## Assignment
Copy nothing before the line containing "Read all visible content and emit it as JSON.". Reproduce that line and all that follow, exactly, through the end of the records.

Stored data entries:

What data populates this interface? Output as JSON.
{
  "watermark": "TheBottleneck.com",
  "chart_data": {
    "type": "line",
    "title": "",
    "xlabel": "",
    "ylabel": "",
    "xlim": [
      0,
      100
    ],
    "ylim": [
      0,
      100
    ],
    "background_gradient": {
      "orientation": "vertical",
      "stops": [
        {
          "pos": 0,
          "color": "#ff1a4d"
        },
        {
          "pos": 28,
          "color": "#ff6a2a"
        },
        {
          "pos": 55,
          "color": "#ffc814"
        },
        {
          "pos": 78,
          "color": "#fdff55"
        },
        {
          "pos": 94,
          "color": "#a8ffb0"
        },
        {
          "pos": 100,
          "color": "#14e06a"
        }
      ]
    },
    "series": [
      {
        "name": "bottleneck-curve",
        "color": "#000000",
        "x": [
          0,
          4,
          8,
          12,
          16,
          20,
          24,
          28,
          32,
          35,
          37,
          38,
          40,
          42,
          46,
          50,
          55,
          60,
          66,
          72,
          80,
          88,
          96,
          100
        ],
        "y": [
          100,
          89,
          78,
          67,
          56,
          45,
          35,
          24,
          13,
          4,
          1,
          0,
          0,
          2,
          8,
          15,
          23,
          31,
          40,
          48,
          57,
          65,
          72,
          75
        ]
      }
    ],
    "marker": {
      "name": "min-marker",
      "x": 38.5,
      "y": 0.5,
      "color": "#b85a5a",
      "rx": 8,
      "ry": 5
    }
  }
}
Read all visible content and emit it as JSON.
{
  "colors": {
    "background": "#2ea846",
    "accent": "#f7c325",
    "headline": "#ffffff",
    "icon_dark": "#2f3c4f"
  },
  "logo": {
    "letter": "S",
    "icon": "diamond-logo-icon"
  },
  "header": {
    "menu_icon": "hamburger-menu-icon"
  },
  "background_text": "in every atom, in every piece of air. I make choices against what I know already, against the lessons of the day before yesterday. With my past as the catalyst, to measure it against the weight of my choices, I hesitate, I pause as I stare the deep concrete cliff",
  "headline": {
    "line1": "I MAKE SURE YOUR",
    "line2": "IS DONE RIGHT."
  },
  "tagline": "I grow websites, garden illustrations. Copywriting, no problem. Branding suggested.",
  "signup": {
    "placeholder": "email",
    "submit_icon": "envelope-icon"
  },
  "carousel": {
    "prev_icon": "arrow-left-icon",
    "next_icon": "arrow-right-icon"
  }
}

## Reply to the exercise
Read all visible content and emit it as JSON.
{
  "colors": {
    "background": "#2ea846",
    "accent": "#f7c325",
    "headline": "#ffffff",
    "icon_dark": "#2f3c4f"
  },
  "logo": {
    "letter": "S",
    "icon": "diamond-logo-icon"
  },
  "header": {
    "menu_icon": "hamburger-menu-icon"
  },
  "background_text": "in every atom, in every piece of air. I make choices against what I know already, against the lessons of the day before yesterday. With my past as the catalyst, to measure it against the weight of my choices, I hesitate, I pause as I stare the deep concrete cliff",
  "headline": {
    "line1": "I MAKE SURE YOUR",
    "line2": "IS DONE RIGHT."
  },
  "tagline": "I grow websites, garden illustrations. Copywriting, no problem. Branding suggested.",
  "signup": {
    "placeholder": "email",
    "submit_icon": "envelope-icon"
  },
  "carousel": {
    "prev_icon": "arrow-left-icon",
    "next_icon": "arrow-right-icon"
  }
}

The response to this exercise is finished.